CAMP STAG are a band that combine sweeping melodic intricacies with a cinematic vision, resonating in a powerfully enigmatic and heart-wrenching glory of which the likes of The National and Athlete could only achieve. 2014 saw the band’s most recent EP ‘Leviathan’ take them to newer heights, they have since been busy gigging around the UK supporting Little Comets and Dutch Uncles in recent months.
We caught up with CAMP STAG guitarist, Richard Dooley, to talk about his musical upbringing and the songs that have soundtracked his life.
Who was the first person to inspire you to pick up an instrument and play?
Rich: “When I was 10 years old I wanted to be James Dean Bradfield or Slash. A few years later I discovered Johnny Marr and Jonny Greenwood, and everything changed.”
What was the first instrument you learned to play?
“The upturned saucepans and spoons.”
When did you realise that music was your passion and you had to pursue it?
“I never really had any kind of epiphany like that, I’ve always just played. I think people who need to create music just naturally drift together.”
Where did you play your first gig?
“It was with my first high school band, playing to a bunch of toddlers in the assembly hall at St Chad’s primary school in Newcastle, where our drummer’s mum was head teacher. I might book us a tour of primary schools, come to think of it. They were the most receptive crowd I’ve ever played to.”
What has been the definitive record that has made the most impact on your life?
“‘Generation Terrorists’ by the Manics. The first record I bought and the reason I picked up a guitar.”
What’s your earliest musical memory?

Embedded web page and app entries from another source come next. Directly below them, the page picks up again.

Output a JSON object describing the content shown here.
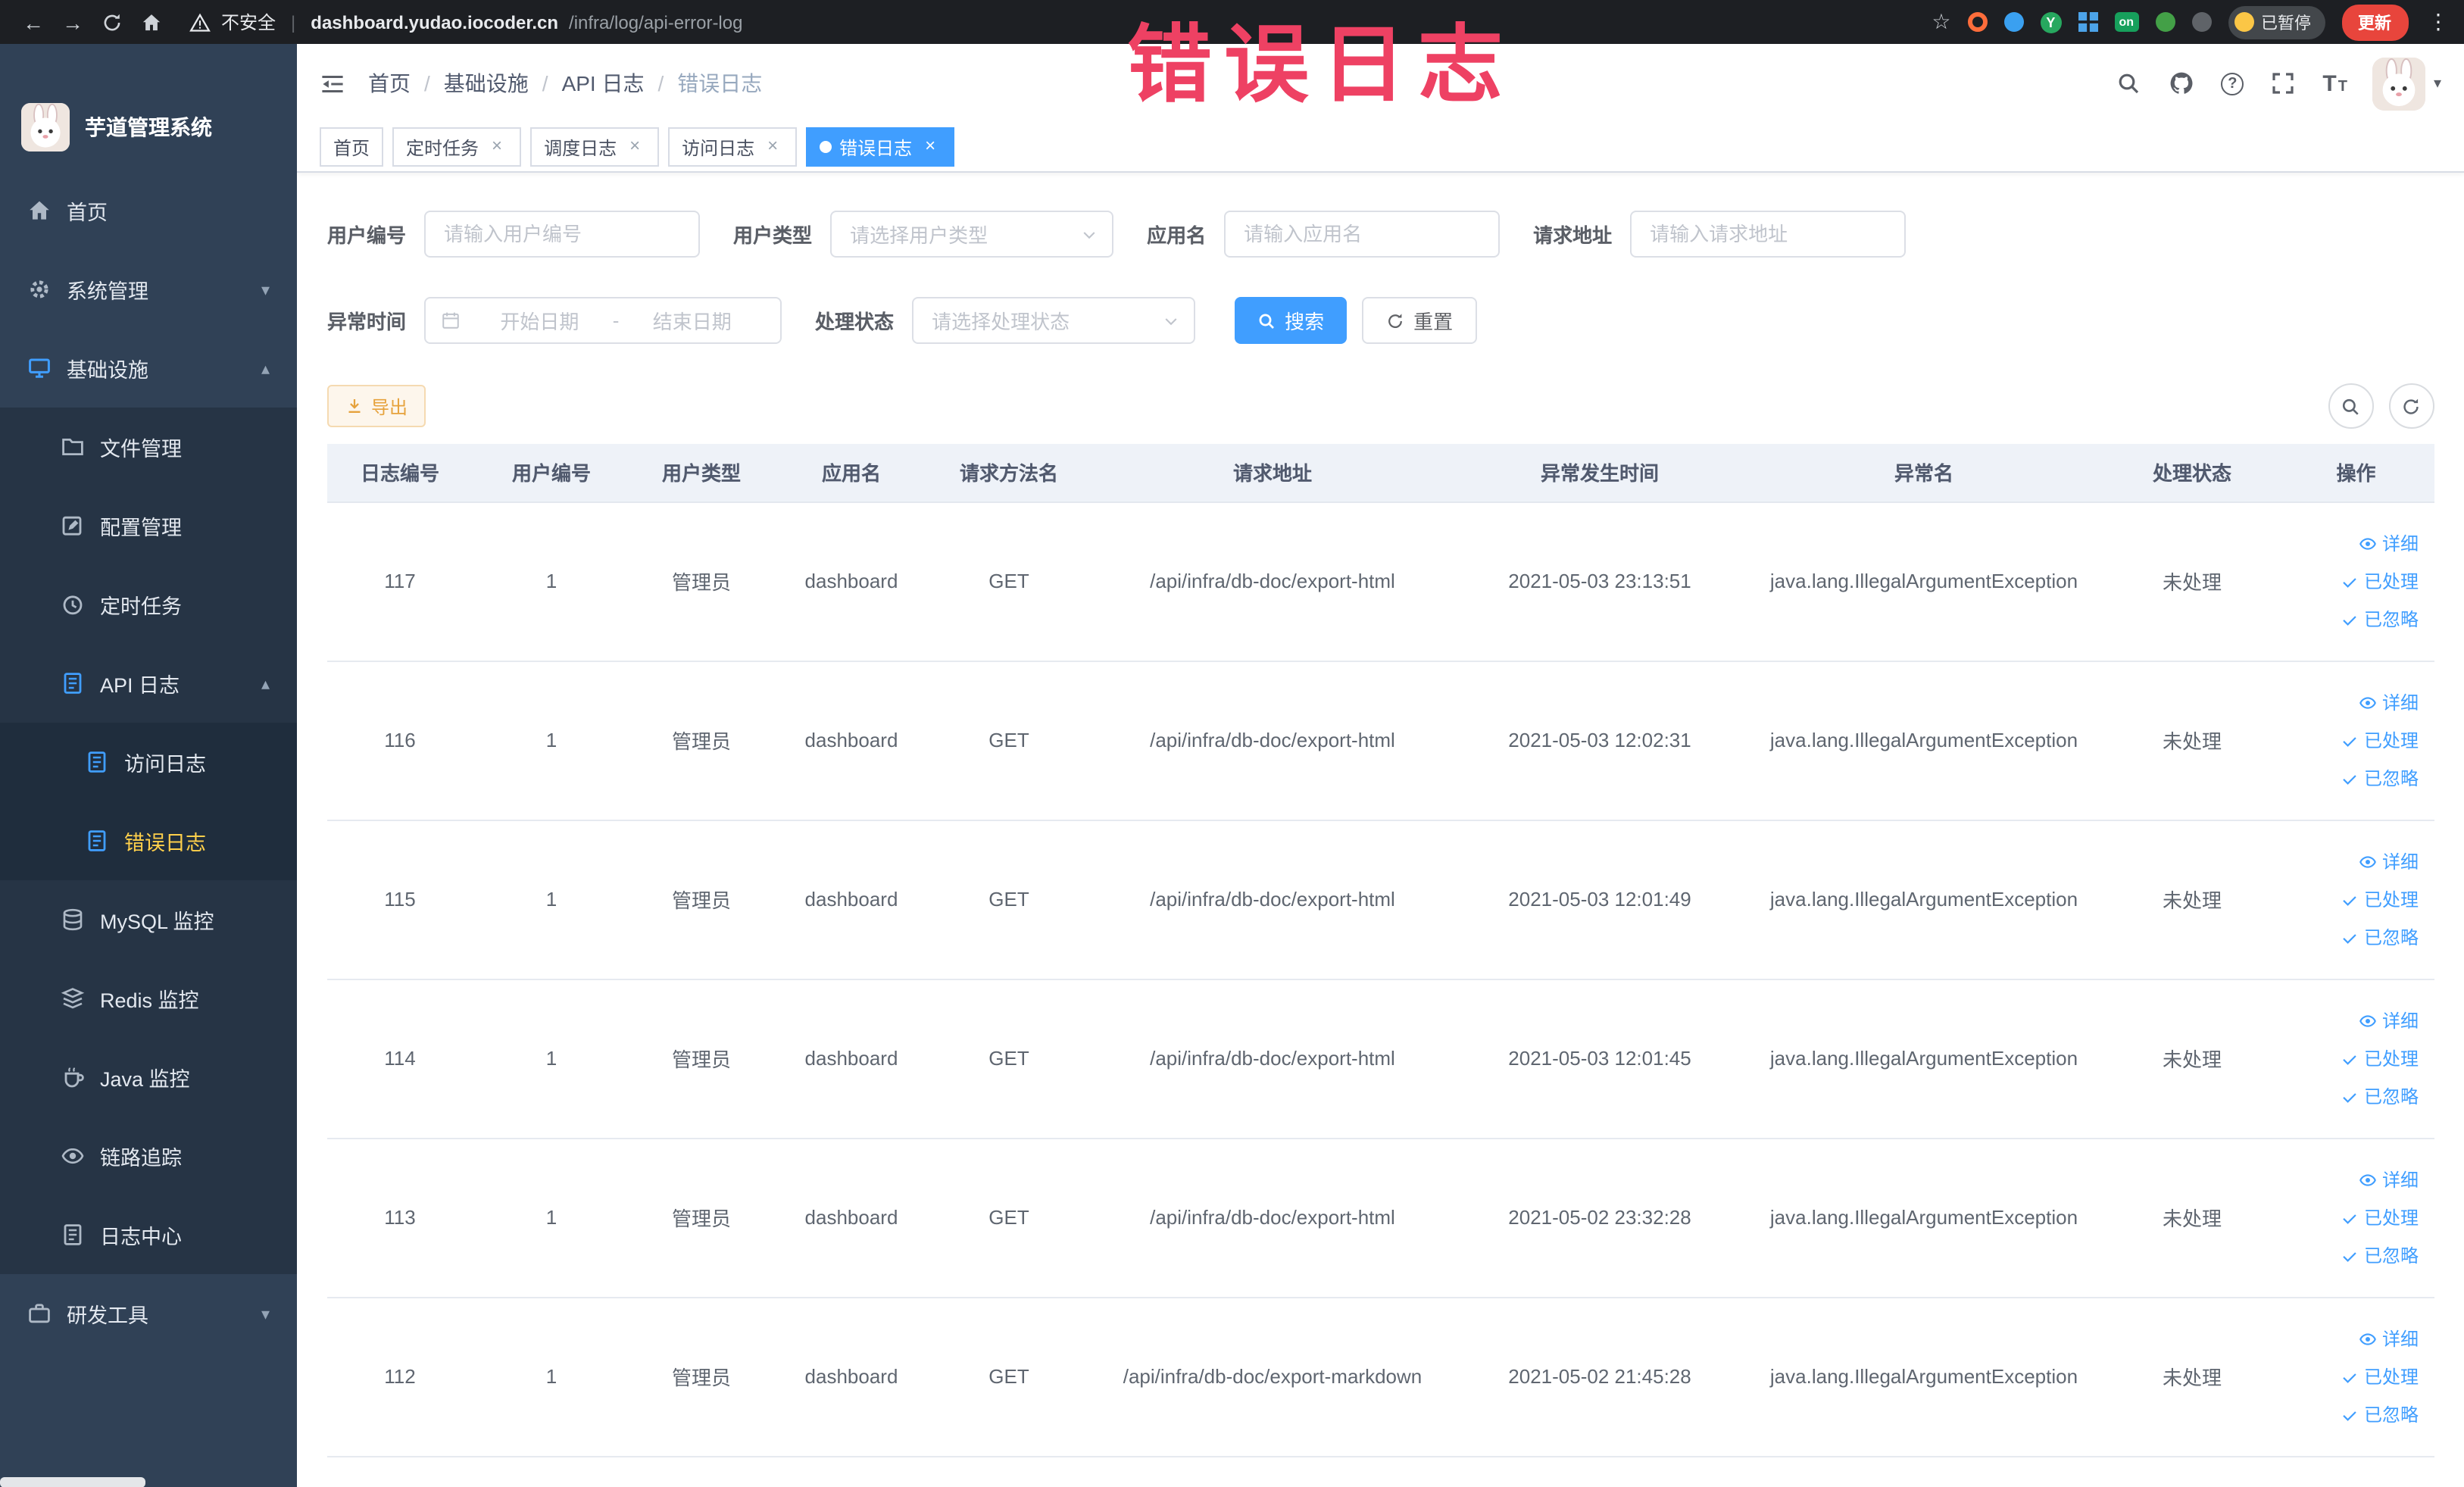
{
  "browser": {
    "security_label": "不安全",
    "url_host": "dashboard.yudao.iocoder.cn",
    "url_path": "/infra/log/api-error-log",
    "paused_badge": "已暂停",
    "update_button": "更新",
    "ext_y": "Y",
    "ext_on": "on"
  },
  "glyphs": {
    "back": "←",
    "forward": "→",
    "star": "☆",
    "menu_dots": "⋮",
    "close": "×",
    "chevron_down": "▾",
    "chevron_up": "▴",
    "caret_down": "▾",
    "slash": "/",
    "question": "?",
    "font_size": "T",
    "pipe": "|"
  },
  "watermark": "错误日志",
  "sidebar": {
    "logo_title": "芋道管理系统",
    "items": [
      {
        "label": "首页",
        "icon": "home-icon",
        "level": 1
      },
      {
        "label": "系统管理",
        "icon": "gear-icon",
        "level": 1,
        "chevron": "down"
      },
      {
        "label": "基础设施",
        "icon": "infrastructure-icon",
        "level": 1,
        "chevron": "up",
        "expanded": true
      },
      {
        "label": "文件管理",
        "icon": "file-management-icon",
        "level": 2
      },
      {
        "label": "配置管理",
        "icon": "config-management-icon",
        "level": 2
      },
      {
        "label": "定时任务",
        "icon": "scheduled-task-icon",
        "level": 2
      },
      {
        "label": "API 日志",
        "icon": "api-log-icon",
        "level": 2,
        "chevron": "up",
        "expanded": true
      },
      {
        "label": "访问日志",
        "icon": "access-log-icon",
        "level": 3
      },
      {
        "label": "错误日志",
        "icon": "error-log-icon",
        "level": 3,
        "active": true
      },
      {
        "label": "MySQL 监控",
        "icon": "mysql-monitor-icon",
        "level": 2
      },
      {
        "label": "Redis 监控",
        "icon": "redis-monitor-icon",
        "level": 2
      },
      {
        "label": "Java 监控",
        "icon": "java-monitor-icon",
        "level": 2
      },
      {
        "label": "链路追踪",
        "icon": "trace-icon",
        "level": 2
      },
      {
        "label": "日志中心",
        "icon": "log-center-icon",
        "level": 2
      },
      {
        "label": "研发工具",
        "icon": "devtools-icon",
        "level": 1,
        "chevron": "down"
      }
    ]
  },
  "header": {
    "breadcrumb": [
      "首页",
      "基础设施",
      "API 日志",
      "错误日志"
    ]
  },
  "tabs": [
    {
      "label": "首页",
      "closable": false,
      "active": false
    },
    {
      "label": "定时任务",
      "closable": true,
      "active": false
    },
    {
      "label": "调度日志",
      "closable": true,
      "active": false
    },
    {
      "label": "访问日志",
      "closable": true,
      "active": false
    },
    {
      "label": "错误日志",
      "closable": true,
      "active": true
    }
  ],
  "filters": {
    "user_id_label": "用户编号",
    "user_id_placeholder": "请输入用户编号",
    "user_type_label": "用户类型",
    "user_type_placeholder": "请选择用户类型",
    "app_name_label": "应用名",
    "app_name_placeholder": "请输入应用名",
    "request_url_label": "请求地址",
    "request_url_placeholder": "请输入请求地址",
    "exception_time_label": "异常时间",
    "date_start_placeholder": "开始日期",
    "date_separator": "-",
    "date_end_placeholder": "结束日期",
    "process_status_label": "处理状态",
    "process_status_placeholder": "请选择处理状态",
    "search_button": "搜索",
    "reset_button": "重置"
  },
  "toolbar": {
    "export_label": "导出"
  },
  "table": {
    "columns": [
      "日志编号",
      "用户编号",
      "用户类型",
      "应用名",
      "请求方法名",
      "请求地址",
      "异常发生时间",
      "异常名",
      "处理状态",
      "操作"
    ],
    "column_keys": [
      "log_id",
      "user_id",
      "user_type",
      "app_name",
      "method",
      "url",
      "time",
      "exception",
      "status"
    ],
    "actions": {
      "detail": "详细",
      "processed": "已处理",
      "ignored": "已忽略"
    },
    "rows": [
      {
        "log_id": "117",
        "user_id": "1",
        "user_type": "管理员",
        "app_name": "dashboard",
        "method": "GET",
        "url": "/api/infra/db-doc/export-html",
        "time": "2021-05-03 23:13:51",
        "exception": "java.lang.IllegalArgumentException",
        "status": "未处理"
      },
      {
        "log_id": "116",
        "user_id": "1",
        "user_type": "管理员",
        "app_name": "dashboard",
        "method": "GET",
        "url": "/api/infra/db-doc/export-html",
        "time": "2021-05-03 12:02:31",
        "exception": "java.lang.IllegalArgumentException",
        "status": "未处理"
      },
      {
        "log_id": "115",
        "user_id": "1",
        "user_type": "管理员",
        "app_name": "dashboard",
        "method": "GET",
        "url": "/api/infra/db-doc/export-html",
        "time": "2021-05-03 12:01:49",
        "exception": "java.lang.IllegalArgumentException",
        "status": "未处理"
      },
      {
        "log_id": "114",
        "user_id": "1",
        "user_type": "管理员",
        "app_name": "dashboard",
        "method": "GET",
        "url": "/api/infra/db-doc/export-html",
        "time": "2021-05-03 12:01:45",
        "exception": "java.lang.IllegalArgumentException",
        "status": "未处理"
      },
      {
        "log_id": "113",
        "user_id": "1",
        "user_type": "管理员",
        "app_name": "dashboard",
        "method": "GET",
        "url": "/api/infra/db-doc/export-html",
        "time": "2021-05-02 23:32:28",
        "exception": "java.lang.IllegalArgumentException",
        "status": "未处理"
      },
      {
        "log_id": "112",
        "user_id": "1",
        "user_type": "管理员",
        "app_name": "dashboard",
        "method": "GET",
        "url": "/api/infra/db-doc/export-markdown",
        "time": "2021-05-02 21:45:28",
        "exception": "java.lang.IllegalArgumentException",
        "status": "未处理"
      }
    ]
  },
  "colors": {
    "accent": "#409eff",
    "warning": "#e6a23c",
    "watermark": "#ee4163",
    "sidebar_bg": "#304156",
    "active_menu_text": "#ffd04b",
    "table_header_bg": "#eef2f8"
  }
}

“My mum took the whole family to see Louise at the Royal in Hanley when I was a kid. Cleopatra supported and my brother and I met their mum by the merch stall.”
Who is your favourite songwriter?
“Paul McCartney. Everything he touches turns to melody.”
A song lyric that means a lot to me is…
“I really love the lyrics to ‘Do You Realize??’ by the Flaming Lips. I saw them play under the Lovell Telescope at Jodrell Bank a few years ago, and Wayne Coyne introduced the song by reminding us that “sometimes it’s good to feel small”. He’s right.”
A song that describes my current mood/frame of mind at this time is…